I'll also be experimenting with layout and formatting over the next few weeks. Bear with me as I do, I have little experience with blogger template design & tweaking. I anticipate this current layout being an interim stopgap until I find something I like better. Meanwhile I'll likely revamp the blogroll (which hasn't been touched in years) and organize the archives better. Any suggestions are quite welcome.

Finally, it's worth noting that with my change in jobs will come a certain change in content. I've been able to express some pretty strongly felt opinions over the years without the slightest pushback from my employers. I know that many fellow pilots, other employees, flight ops management, and even a few senior managers at my last two companies visited this blog. I've generally been careful about not naming my employers while at those companies (though their identity has been pretty easy to guess for anyone with industry knowledge), and I've made it clear that my opinions are solely my own. I've also become more careful about how I post operational details over the years. So far, I've been able to stay out of hot water. I suspect it's partially because my work record has been otherwise very good and partially because most regional airlines have limited resources and much bigger fish to fry than a blogging pilot.

My new employer is different.

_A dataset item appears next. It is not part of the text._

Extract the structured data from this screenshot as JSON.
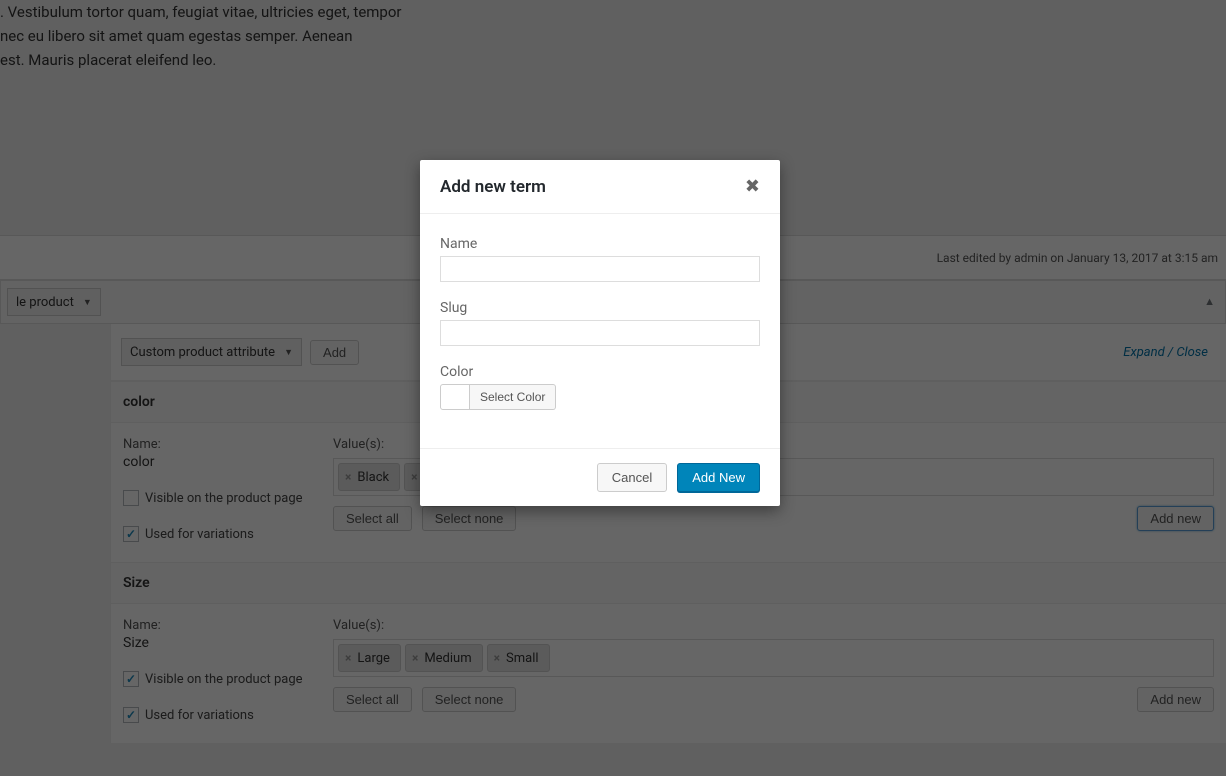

They are a huge airline that is very sensitive about their corporate image. They have a well-defined social media policy that, among other things, prohibits public criticism of the company or fellow employees. They have a social media department whose job it is to know exactly what is being said about the company online, by both the public and employees. They have a history of firing employees who strayed from their social media guidelines. They have a very large and active legal department. Their flight operations department takes their new-hire pilots' probationary periods seriously. And frankly, I have a lot more to lose now. This is my dream job. My Flying Magazine gig meets the requirements of their media policy, but likely raises my profile a bit at a time I'd rather be under the radar. So I'm naturally going to be careful in what I write, while still trying to be honest and relevant.

The first change is that I'm going to stop using even a cute pseudo-name for my employer. The one I've been using makes it a bit too obvious who it is. From now on, they're just "my company" or "my airline." I'll continue to refer to my plane as the "Mad Dog," since it's an unofficial nickname common to several US airlines. There will likely be fewer posts about my current flying, and you're not going to find much opinion in them about our procedures or the people I fly with unless it's fairly positive (the good news: so far I've only found positive things to say, anyways). I'll be largely focused on the airline industry as a whole, recounting past flying I've done, and giving advice to other pilots on their way up through the ranks. And as always I'll throw in the occasional travel, motorcycling, and GA flying posts to mix it up a bit.

That said, I'm going to try to post here more often (he said for the hundredth time!), include more photo content like I used to, link to my columns at, and be quicker about responding to comments. I'll keep the "FL250" web address as a homage to the blog's beginnings. I hope you like the new "Taking Wing" blog, and welcome your comments and suggestions!

(Photos deleted) Above: My last flight at my last airline, March 27th 2014. (Photos deleted)